Let us Therefore…

Let us therefore, be attentive ourselves, brothers. Are we as attentive when we work hard and lose ourselves in our labor by our negligence, unaware that our enemy is in us, flattering and gnawing away at us every day, not allowing our eyes to contemplate anything of light and divinity?

Examine yourself,wretched one, who has been baptized into Christ and His death. What sort of death is it that He died? If you follow His footsteps, show me your way of life. His sinless and presents Himself to you in everything. He has walked in poverty. He did not make a place to rest His head. You, however, do not joyfully endure being a stranger. He endured insults but you cannot bear any injury. He has not returned evil for evil, you cannot resist returning evil. He was not angry when He suffered. You, on the other hand, are irritated when you do suffer. He was not distressed when someone insulted Him, but you become agitated, even when someone is not insulting you. He humbled Himself, comforting those who sinned against Him. You injure with words even those who love you. He joyfully tolerated afflictions but you are disturbed by the least new unpleasantness. He, He was with those who had fallen but you, you are arrogant to those who expiate you. He was handed over for those who had sinned against Him, in order to ransom them. You are incapable of giving anything, even for those who love you.

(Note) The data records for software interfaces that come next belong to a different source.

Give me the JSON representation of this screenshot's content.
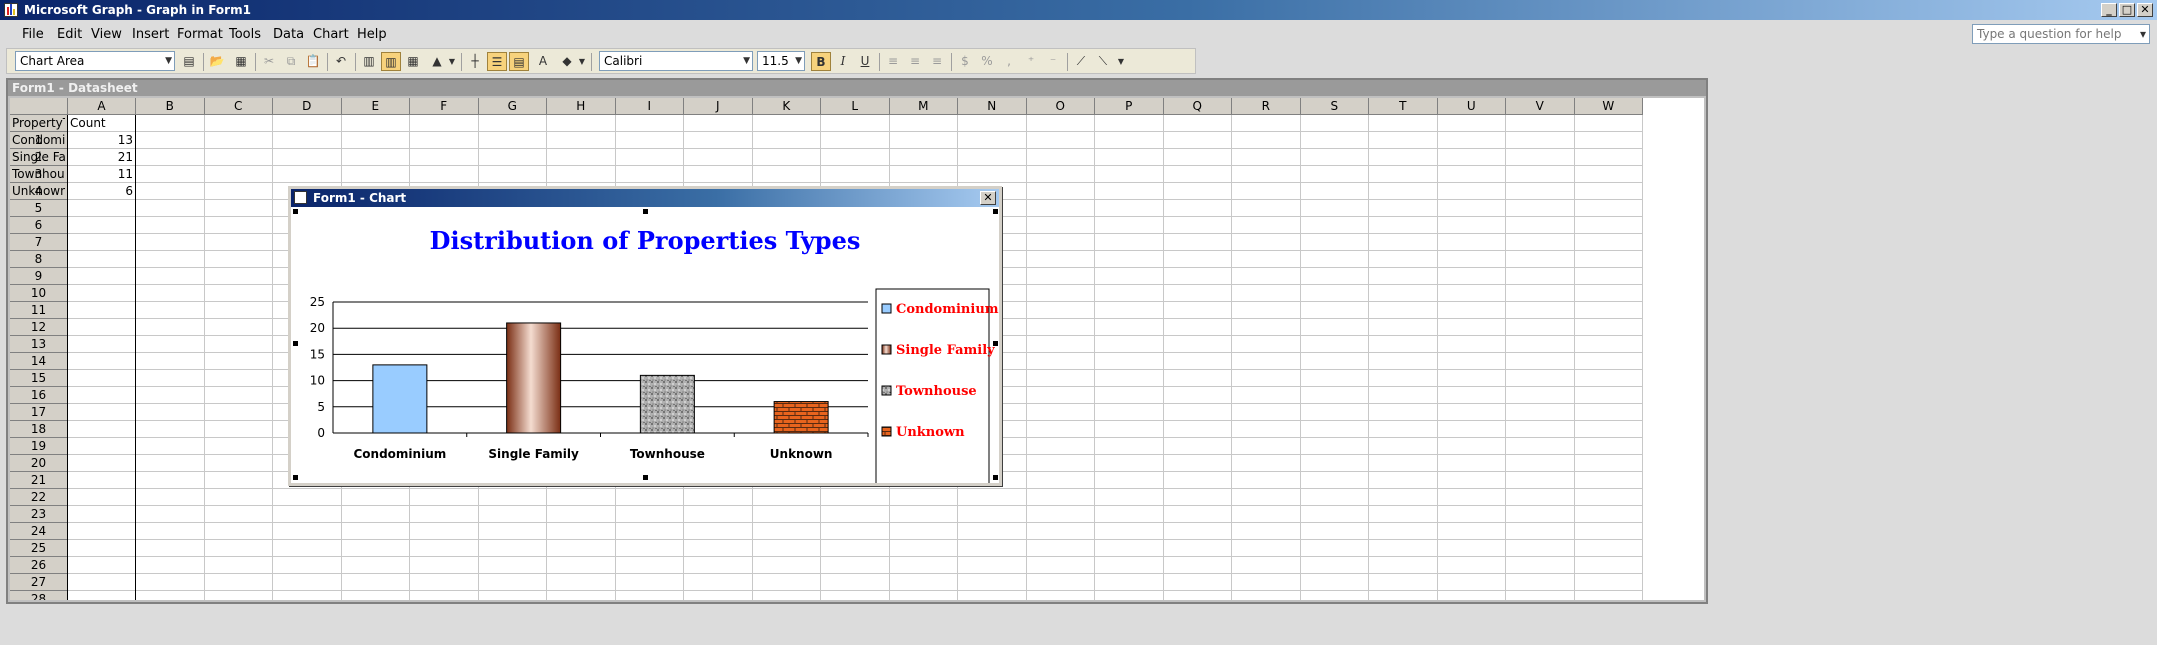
{
  "app": {
    "title": "Microsoft Graph - Graph in Form1",
    "window_buttons": [
      "_",
      "□",
      "✕"
    ]
  },
  "menus": [
    "File",
    "Edit",
    "View",
    "Insert",
    "Format",
    "Tools",
    "Data",
    "Chart",
    "Help"
  ],
  "help_box": {
    "placeholder": "Type a question for help"
  },
  "toolbar": {
    "chart_objects": "Chart Area",
    "font": "Calibri",
    "size": "11.5",
    "bold": "B",
    "italic": "I",
    "underline": "U",
    "currency": "$",
    "percent": "%"
  },
  "datasheet": {
    "title": "Form1 - Datasheet",
    "columns": [
      "A",
      "B",
      "C",
      "D",
      "E",
      "F",
      "G",
      "H",
      "I",
      "J",
      "K",
      "L",
      "M",
      "N",
      "O",
      "P",
      "Q",
      "R",
      "S",
      "T",
      "U",
      "V",
      "W"
    ],
    "row_numbers": [
      "1",
      "2",
      "3",
      "4",
      "5",
      "6",
      "7",
      "8",
      "9",
      "10",
      "11",
      "12",
      "13",
      "14",
      "15",
      "16",
      "17",
      "18",
      "19",
      "20",
      "21",
      "22",
      "23",
      "24",
      "25",
      "26",
      "27",
      "28"
    ],
    "header_row": [
      "PropertyTyp",
      "Count"
    ],
    "rows": [
      [
        "Condominiu",
        "13"
      ],
      [
        "Single Famil",
        "21"
      ],
      [
        "Townhouse",
        "11"
      ],
      [
        "Unknown",
        "6"
      ]
    ]
  },
  "chart_window": {
    "title": "Form1 - Chart",
    "close": "✕"
  },
  "chart_data": {
    "type": "bar",
    "title": "Distribution of Properties Types",
    "categories": [
      "Condominium",
      "Single Family",
      "Townhouse",
      "Unknown"
    ],
    "values": [
      13,
      21,
      11,
      6
    ],
    "xlabel": "",
    "ylabel": "",
    "ylim": [
      0,
      25
    ],
    "yticks": [
      "0",
      "5",
      "10",
      "15",
      "20",
      "25"
    ],
    "grid": true,
    "legend": {
      "position": "right",
      "entries": [
        "Condominium",
        "Single Family",
        "Townhouse",
        "Unknown"
      ]
    },
    "colors": {
      "title": "#0000ff",
      "legend_text": "#ff0000",
      "Condominium": "#99ccff",
      "Single Family": "#a0522d",
      "Townhouse": "#a8a8a8",
      "Unknown": "#e8641e"
    }
  }
}
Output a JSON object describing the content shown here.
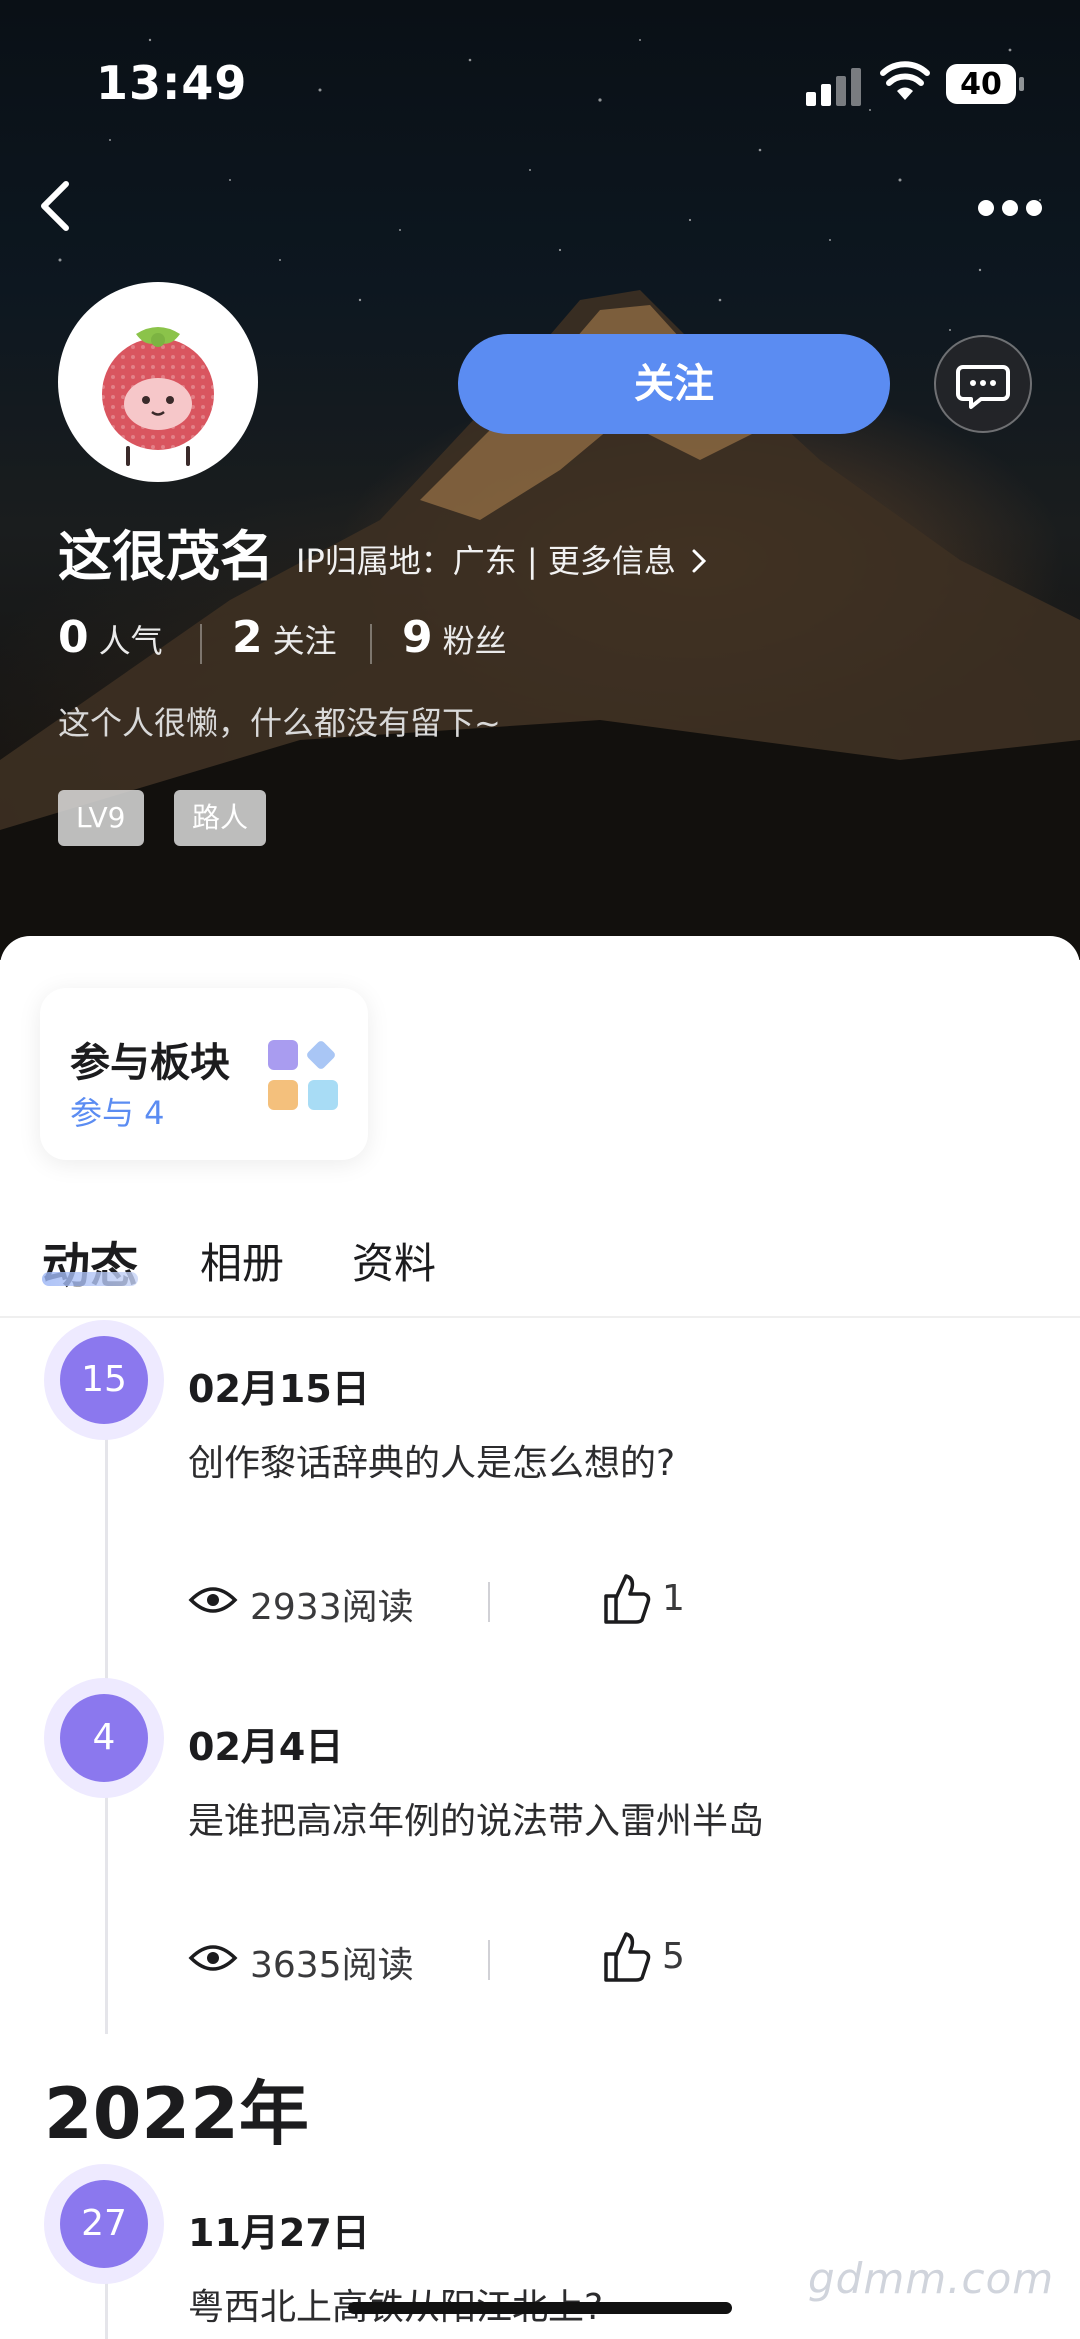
{
  "status_bar": {
    "time": "13:49",
    "battery": "40"
  },
  "profile": {
    "username": "这很茂名",
    "ip_info": "IP归属地：广东 | 更多信息",
    "follow_label": "关注",
    "stats": [
      {
        "value": "0",
        "label": "人气"
      },
      {
        "value": "2",
        "label": "关注"
      },
      {
        "value": "9",
        "label": "粉丝"
      }
    ],
    "bio": "这个人很懒，什么都没有留下~",
    "badges": [
      "LV9",
      "路人"
    ]
  },
  "section_card": {
    "title": "参与板块",
    "subtitle": "参与 4"
  },
  "tabs": [
    "动态",
    "相册",
    "资料"
  ],
  "feed": {
    "posts": [
      {
        "day": "15",
        "date": "02月15日",
        "title": "创作黎话辞典的人是怎么想的?",
        "reads": "2933阅读",
        "likes": "1"
      },
      {
        "day": "4",
        "date": "02月4日",
        "title": "是谁把高凉年例的说法带入雷州半岛",
        "reads": "3635阅读",
        "likes": "5"
      }
    ],
    "year_heading": "2022年",
    "post_2022": {
      "day": "27",
      "date": "11月27日",
      "title": "粤西北上高铁从阳江北上?"
    }
  },
  "watermark": "gdmm.com",
  "colors": {
    "accent": "#5b8cf2",
    "timeline_dot": "#8b78ee"
  }
}
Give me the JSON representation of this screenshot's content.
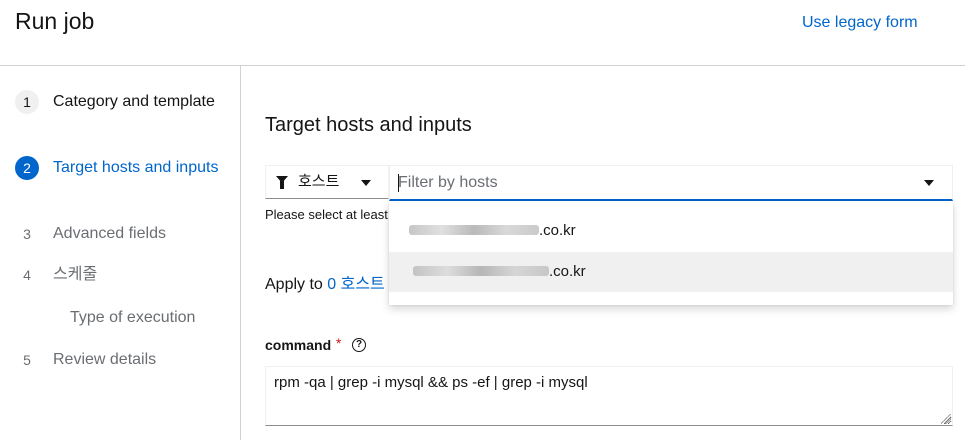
{
  "header": {
    "title": "Run job",
    "legacy_link": "Use legacy form"
  },
  "nav": {
    "steps": [
      {
        "num": "1",
        "label": "Category and template",
        "state": "visited"
      },
      {
        "num": "2",
        "label": "Target hosts and inputs",
        "state": "current"
      },
      {
        "num": "3",
        "label": "Advanced fields",
        "state": "pending"
      },
      {
        "num": "4",
        "label": "스케줄",
        "state": "pending"
      },
      {
        "num": "5",
        "label": "Review details",
        "state": "pending"
      }
    ],
    "substep": "Type of execution"
  },
  "main": {
    "section_title": "Target hosts and inputs",
    "filter": {
      "type_label": "호스트",
      "icon": "filter-icon",
      "input_value": "",
      "placeholder": "Filter by hosts"
    },
    "helper_text": "Please select at least one host",
    "dropdown": {
      "items": [
        {
          "suffix": ".co.kr",
          "blurred": true
        },
        {
          "suffix": ".co.kr",
          "blurred": true
        }
      ],
      "hovered_index": 1
    },
    "apply": {
      "prefix": "Apply to",
      "count_link": "0 호스트"
    },
    "command": {
      "label": "command",
      "required_mark": "*",
      "help_icon": "?",
      "value": "rpm -qa | grep -i mysql && ps -ef | grep -i mysql"
    }
  },
  "colors": {
    "accent": "#0066cc",
    "required": "#c9190b",
    "border": "#d2d2d2"
  }
}
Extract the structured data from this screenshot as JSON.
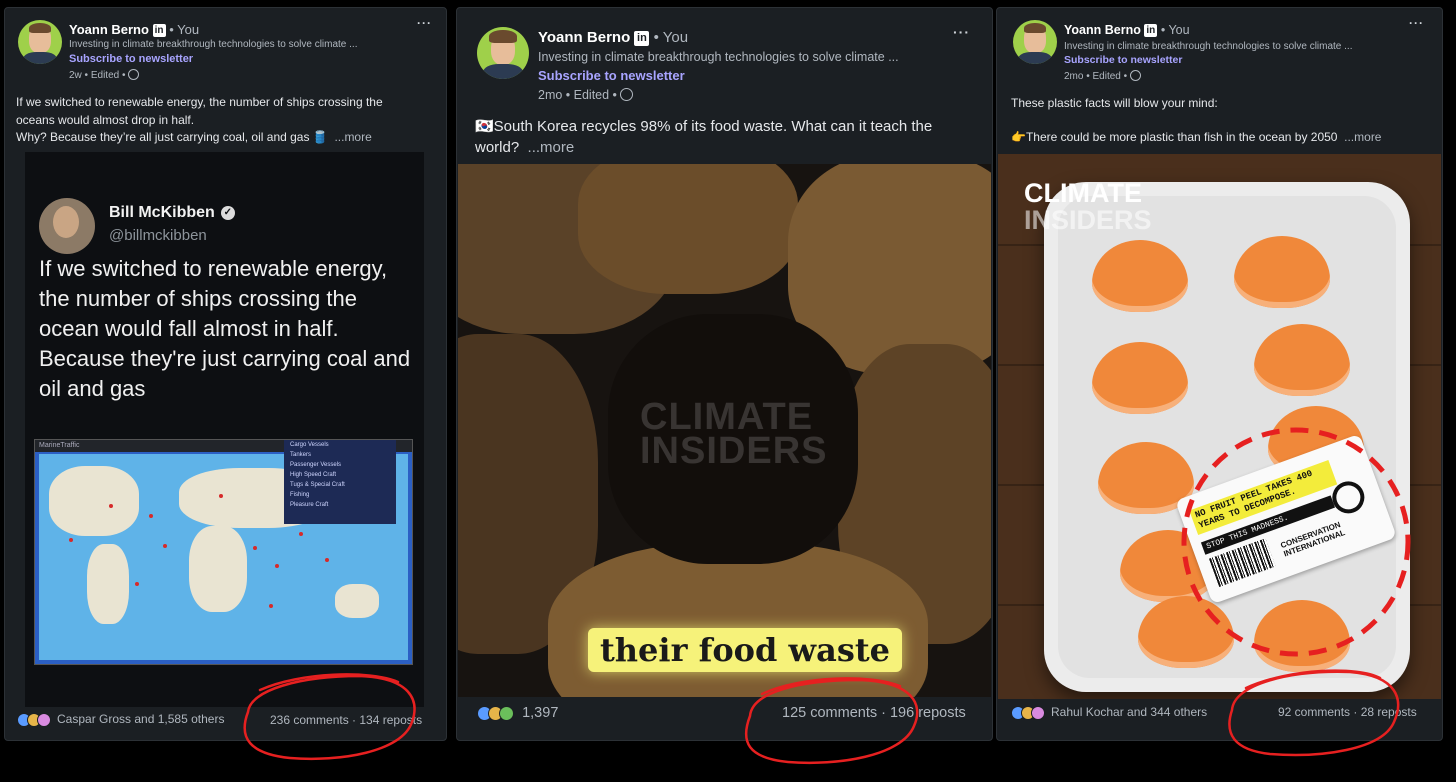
{
  "posts": [
    {
      "author": "Yoann Berno",
      "badge": "in",
      "you": "• You",
      "tagline": "Investing in climate breakthrough technologies to solve climate ...",
      "subscribe": "Subscribe to newsletter",
      "meta": "2w • Edited •",
      "menu": "···",
      "text_line1": "If we switched to renewable energy, the number of ships crossing the",
      "text_line2": "oceans would almost drop in half.",
      "text_line3": "Why? Because they’re all just carrying coal, oil and gas 🛢️",
      "more": "...more",
      "reactions": "Caspar Gross and 1,585 others",
      "stats": "236 comments · 134 reposts",
      "image": {
        "tweet_name": "Bill McKibben",
        "tweet_handle": "@billmckibben",
        "tweet_text": "If we switched to renewable energy, the number of ships crossing the ocean would fall almost in half. Because they're just carrying coal and oil and gas",
        "map_title": "MarineTraffic",
        "map_legend": [
          "Cargo Vessels",
          "Tankers",
          "Passenger Vessels",
          "High Speed Craft",
          "Tugs & Special Craft",
          "Fishing",
          "Pleasure Craft"
        ]
      }
    },
    {
      "author": "Yoann Berno",
      "badge": "in",
      "you": "• You",
      "tagline": "Investing in climate breakthrough technologies to solve climate ...",
      "subscribe": "Subscribe to newsletter",
      "meta": "2mo • Edited •",
      "menu": "···",
      "text_line1": "🇰🇷South Korea recycles 98% of its food waste. What can it teach the",
      "text_line2": "world?",
      "more": "...more",
      "reactions": "1,397",
      "stats": "125 comments · 196 reposts",
      "image": {
        "watermark_l1": "CLIMATE",
        "watermark_l2": "INSIDERS",
        "caption": "their food waste"
      }
    },
    {
      "author": "Yoann Berno",
      "badge": "in",
      "you": "• You",
      "tagline": "Investing in climate breakthrough technologies to solve climate ...",
      "subscribe": "Subscribe to newsletter",
      "meta": "2mo • Edited •",
      "menu": "···",
      "text_line1": "These plastic facts will blow your mind:",
      "text_line2": "👉There could be more plastic than fish in the ocean by 2050",
      "more": "...more",
      "reactions": "Rahul Kochar and 344 others",
      "stats": "92 comments · 28 reposts",
      "image": {
        "logo_l1": "CLIMATE",
        "logo_l2": "INSIDERS",
        "sticker_yellow": "NO FRUIT PEEL TAKES 400 YEARS TO DECOMPOSE.",
        "sticker_black": "STOP THIS MADNESS.",
        "sticker_org": "CONSERVATION INTERNATIONAL"
      }
    }
  ],
  "colors": {
    "card_bg": "#1b1f23",
    "accent_link": "#a8a4ff",
    "annotation_red": "#e62020"
  }
}
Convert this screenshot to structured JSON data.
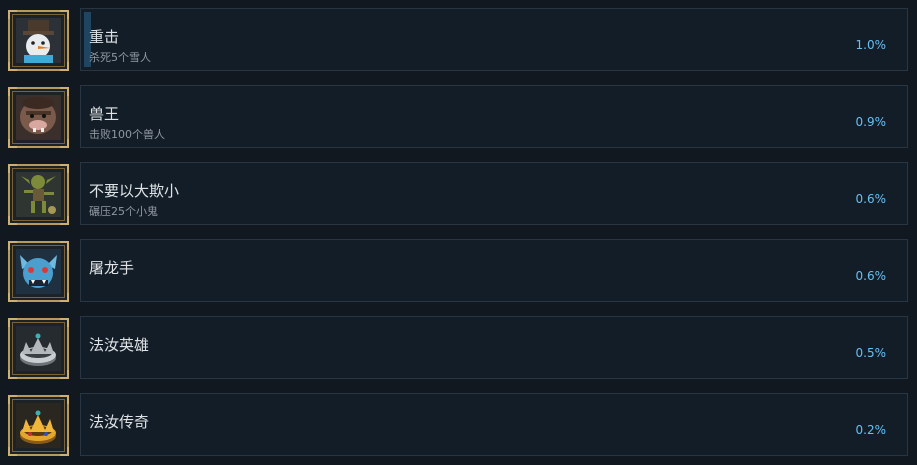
{
  "achievements": [
    {
      "title": "重击",
      "description": "杀死5个雪人",
      "percent_label": "1.0%",
      "percent": 1.0,
      "icon": "snowman-icon"
    },
    {
      "title": "兽王",
      "description": "击败100个兽人",
      "percent_label": "0.9%",
      "percent": 0.9,
      "icon": "orc-icon"
    },
    {
      "title": "不要以大欺小",
      "description": "碾压25个小鬼",
      "percent_label": "0.6%",
      "percent": 0.6,
      "icon": "goblin-icon"
    },
    {
      "title": "屠龙手",
      "description": "",
      "percent_label": "0.6%",
      "percent": 0.6,
      "icon": "dragon-icon"
    },
    {
      "title": "法汝英雄",
      "description": "",
      "percent_label": "0.5%",
      "percent": 0.5,
      "icon": "silver-crown-icon"
    },
    {
      "title": "法汝传奇",
      "description": "",
      "percent_label": "0.2%",
      "percent": 0.2,
      "icon": "gold-crown-icon"
    }
  ],
  "colors": {
    "accent": "#66c0f4",
    "frame": "#b89a5c",
    "card_border": "#283643",
    "progress": "#1f4561"
  }
}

See what He has given you. What do you give Him in return? Know Him through His works and you through yours. If you have died with Him, who commits these sins?
Abba Isaiah of Scetis, Ascetical Discourses


A Classic

“Enter into the Church to wash away your sins. From here there is a hospital and not a court of law. Do not be ashamed again to enter the Church; be ashamed when you sin, but not when you repent.”
St. John Chrysostom

Sometimes we do not see…

Sometimes we do not see any outlet, any escape from our sins, and they torment us: on account of them, the heart is oppressed with sorrow and weary. But Jesus looks upon us, and streams of tears flow from our eyes, and with the tears all the tissue of evil in our soul vanishes. We weep with joy that such mercy has suddenly and unexpectedly been sent to us.
St. John of Kronstadt

Intent; Never give up!

“In the spiritual life we can do nothing worthy without repentance, but the Lord has much mercy on us because of our intentions. He who compels himself and holds on to repentance until the end, even if he sins is saved because he compelled himself, for the Lord promised this in the Gospel.” St. Mark the Ascetic

“Christians, have we understood the great responsibility that we have taken on before God through baptism? Have we come to know that we must conduct ourselves as children of God, that we must align our will with the will of God, that we must remain free from sin, that we must love God with all our hearts and always patiently await union with Him? Have we thought about the fact that our heart should be so filled with love that it should overflow to our neighbor? Do we have the feeling that we must become holy and perfect, children of God and heirs of the Kingdom of Heaven? We must struggle for this, so that we may not be shown unworthy and rejected. Let none of us lose our boldness, nor neglect our duties, nor be afraid of the difficulties of spiritual struggle. For we have God as a helper, who strengthens us in the difficult path of virtue.” St. Nektarios of Aegina

“…but he that endureth to the end shall be saved.” Mt. 10:22

My friends, God knows our hearts. He knows when we truly, deep down mean to do well but cannot. I tell people all the time: ” If you can, then you are commanded to do so. If you cannot then God -who is no ‘black and white’ genie- knows your heart, your intent, and is merciful. But if you certainly can, but will not, then the judgement is on you.

Addicts struggle with addiction their whole lives, and most of us who are addicted to sin struggle with the same sins forever. We cannot let the tenacity of the sin get us down. The fact that we are struglling is a good thing. We learn greatly by failure, the ups and downs, and it makes us stronger if we let it. God is there in those times, giving us the grace to become stronger through our weaknesses. And so we should never look at our failures as the end, as though we were completely doomed because of them. They are our cross, and they are what make us Christians.